New York Prescription Drug Lawyer
There have been many changes to New York’s prescription drug laws. These changes affect doctors, pharmacists, and patients. Many of these changes have come out of New York’s increased prescription drug problem. Simply, prescription drug abuse and crimes relating to Oxy, Adderall, and other prescribed medications are as prevalent as those crimes involving street drugs such as cocaine and heroin. For more information on how these laws may affect your case, contact a distinguished drug lawyer as soon as possible.
According to the Bureau of Narcotic Enforcement, the consumption of oxycodone and hydrocodone has substantially increased between 1996 and 2006. Opioid deaths have also risen, up to almost 500,000 in 2012.
The first step in combatting this issue was switching from paper to electronic prescriptions by doctors, sent directly to pharmacists, effectively removing the patient from this part of the process.Prescription Drug Crimes
All drugs are classified from Schedule I up to Schedule V, depending on the type of drug. Schedule I drugs are completely illegal, such as heroin. Schedule II and onwards are prescription drugs, from the ones most likely to be abused and create a dependence, to the least likely to do so.
The main criminal statute regarding prescription drugs is § 178.00 Criminal diversion of prescription medications and prescriptions. Under this statute, it is illegal for individuals to sell or buy prescription medicine when there is no medical need for the medicine.
The law also bans buying or selling a prescription when the person has no right to do so, specifically if the person is not a doctor or pharmacist. This law does not apply to a doctor, pharmacist, or any person who is looking for or providing medical help in good faith. This is why it is important for someone to speak with a New York Prescription Drug lawyer to find out if they are eligible for any of these exceptions to the law.Potential Penalties
Individuals should also be aware that the law can range from the fourth degree to the first degree.

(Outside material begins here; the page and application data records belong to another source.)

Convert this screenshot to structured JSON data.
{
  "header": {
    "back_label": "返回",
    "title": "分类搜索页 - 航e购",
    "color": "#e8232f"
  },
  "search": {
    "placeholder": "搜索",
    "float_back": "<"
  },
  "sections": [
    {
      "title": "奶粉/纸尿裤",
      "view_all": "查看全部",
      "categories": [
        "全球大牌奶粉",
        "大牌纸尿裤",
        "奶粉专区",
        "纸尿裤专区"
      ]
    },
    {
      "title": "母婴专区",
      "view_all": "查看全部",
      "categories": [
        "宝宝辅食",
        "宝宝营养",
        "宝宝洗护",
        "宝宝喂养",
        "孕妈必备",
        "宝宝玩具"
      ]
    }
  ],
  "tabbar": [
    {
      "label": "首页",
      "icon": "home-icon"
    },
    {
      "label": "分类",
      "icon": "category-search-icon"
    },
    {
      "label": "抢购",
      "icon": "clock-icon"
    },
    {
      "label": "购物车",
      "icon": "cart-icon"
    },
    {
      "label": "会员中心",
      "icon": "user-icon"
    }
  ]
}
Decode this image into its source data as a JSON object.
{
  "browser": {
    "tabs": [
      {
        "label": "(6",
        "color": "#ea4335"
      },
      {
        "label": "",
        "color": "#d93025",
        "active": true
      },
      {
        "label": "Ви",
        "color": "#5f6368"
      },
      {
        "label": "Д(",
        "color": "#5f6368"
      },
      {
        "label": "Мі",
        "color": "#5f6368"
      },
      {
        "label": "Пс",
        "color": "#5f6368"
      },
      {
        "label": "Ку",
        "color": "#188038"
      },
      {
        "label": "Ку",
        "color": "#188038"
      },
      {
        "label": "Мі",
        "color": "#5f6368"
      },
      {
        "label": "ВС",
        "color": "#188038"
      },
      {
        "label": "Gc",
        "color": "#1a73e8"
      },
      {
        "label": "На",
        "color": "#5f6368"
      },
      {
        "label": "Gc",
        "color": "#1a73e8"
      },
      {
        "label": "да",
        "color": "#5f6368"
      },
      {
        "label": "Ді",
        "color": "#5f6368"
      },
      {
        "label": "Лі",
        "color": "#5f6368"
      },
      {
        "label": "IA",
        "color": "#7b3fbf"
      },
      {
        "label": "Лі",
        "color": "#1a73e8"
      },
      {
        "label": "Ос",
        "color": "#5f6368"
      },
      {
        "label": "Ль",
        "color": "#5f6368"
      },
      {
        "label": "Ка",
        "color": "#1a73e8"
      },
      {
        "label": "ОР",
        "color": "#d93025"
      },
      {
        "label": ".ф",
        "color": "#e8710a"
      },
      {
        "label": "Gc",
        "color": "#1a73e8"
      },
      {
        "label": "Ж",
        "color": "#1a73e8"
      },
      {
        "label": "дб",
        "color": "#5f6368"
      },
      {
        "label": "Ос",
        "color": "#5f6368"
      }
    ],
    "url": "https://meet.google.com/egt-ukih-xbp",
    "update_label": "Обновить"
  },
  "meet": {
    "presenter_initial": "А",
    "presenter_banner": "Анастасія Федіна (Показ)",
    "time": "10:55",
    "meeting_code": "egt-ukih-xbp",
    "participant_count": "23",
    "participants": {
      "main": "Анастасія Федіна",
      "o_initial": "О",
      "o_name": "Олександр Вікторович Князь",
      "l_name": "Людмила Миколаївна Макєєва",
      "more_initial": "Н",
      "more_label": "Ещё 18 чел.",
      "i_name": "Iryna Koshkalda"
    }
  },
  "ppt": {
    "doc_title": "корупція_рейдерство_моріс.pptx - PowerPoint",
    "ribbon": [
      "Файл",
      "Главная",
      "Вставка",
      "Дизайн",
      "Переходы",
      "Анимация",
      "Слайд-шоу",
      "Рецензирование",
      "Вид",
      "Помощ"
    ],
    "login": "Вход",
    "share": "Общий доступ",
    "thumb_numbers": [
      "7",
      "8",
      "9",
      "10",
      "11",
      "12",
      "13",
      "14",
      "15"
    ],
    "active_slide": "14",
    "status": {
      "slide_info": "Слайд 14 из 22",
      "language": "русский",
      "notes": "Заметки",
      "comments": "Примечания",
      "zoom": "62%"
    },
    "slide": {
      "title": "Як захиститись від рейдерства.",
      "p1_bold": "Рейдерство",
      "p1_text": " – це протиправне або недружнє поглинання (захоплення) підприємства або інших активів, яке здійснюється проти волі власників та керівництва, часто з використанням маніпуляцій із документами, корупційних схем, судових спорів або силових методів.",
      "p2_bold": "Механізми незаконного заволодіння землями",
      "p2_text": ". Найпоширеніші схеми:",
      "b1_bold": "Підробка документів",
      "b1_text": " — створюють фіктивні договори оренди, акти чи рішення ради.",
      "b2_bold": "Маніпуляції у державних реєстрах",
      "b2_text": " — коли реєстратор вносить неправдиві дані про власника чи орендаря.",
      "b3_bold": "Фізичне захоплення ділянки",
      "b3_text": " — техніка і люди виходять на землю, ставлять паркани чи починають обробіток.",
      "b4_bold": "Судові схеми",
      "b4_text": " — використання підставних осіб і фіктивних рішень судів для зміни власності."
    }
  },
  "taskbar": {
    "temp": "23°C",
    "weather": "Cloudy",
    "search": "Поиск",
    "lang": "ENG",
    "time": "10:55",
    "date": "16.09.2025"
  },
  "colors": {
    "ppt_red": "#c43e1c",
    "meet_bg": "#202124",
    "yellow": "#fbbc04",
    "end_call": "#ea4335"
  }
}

Under the fourth degree, breaking the law would be a class A misdemeanor. Someone could be charged with the crime in the third degree if they have previously been accused of committing this crime or if the amount involved is over $1,000.
With diversion of prescription medication and prescriptions under the third degree, the charge is a class E felony. The second degree is a class D felony, when the value for the drugs or prescription is over $3,000. Being charged with first degree is a class C felony when the total amount of the drugs involved is over $50,000 in value.
Under §178.26, the law focuses on people who obtain a prescription through fraud or deceit. Generally, this happens if a person lies to doctors or medical personnel about needing prescription drugs for an illness when they actually do not.
This law also applies to people who falsely claim to be pharmacists or doctors to obtain a prescription. Under this law, anyone who has a fake prescription or a blank prescription will be assumed to be using it to get a controlled substance.
If someone already has a prescription for a controlled substance and then goes to another doctor to get another prescription without informing that doctor of their existing prescription, they will also have violated the law.Talk to a New York Prescription Drug Attorney
The laws in New York regarding prescription drugs can be very complicated and have serious consequences, including time in prison. Therefore, speaking to a lawyer about your circumstances is very important to understand exactly what consequences you may be facing and how to fight against them.
Call our New York Prescription Drug Attorneys at (212) 312-7129 or contact us online today.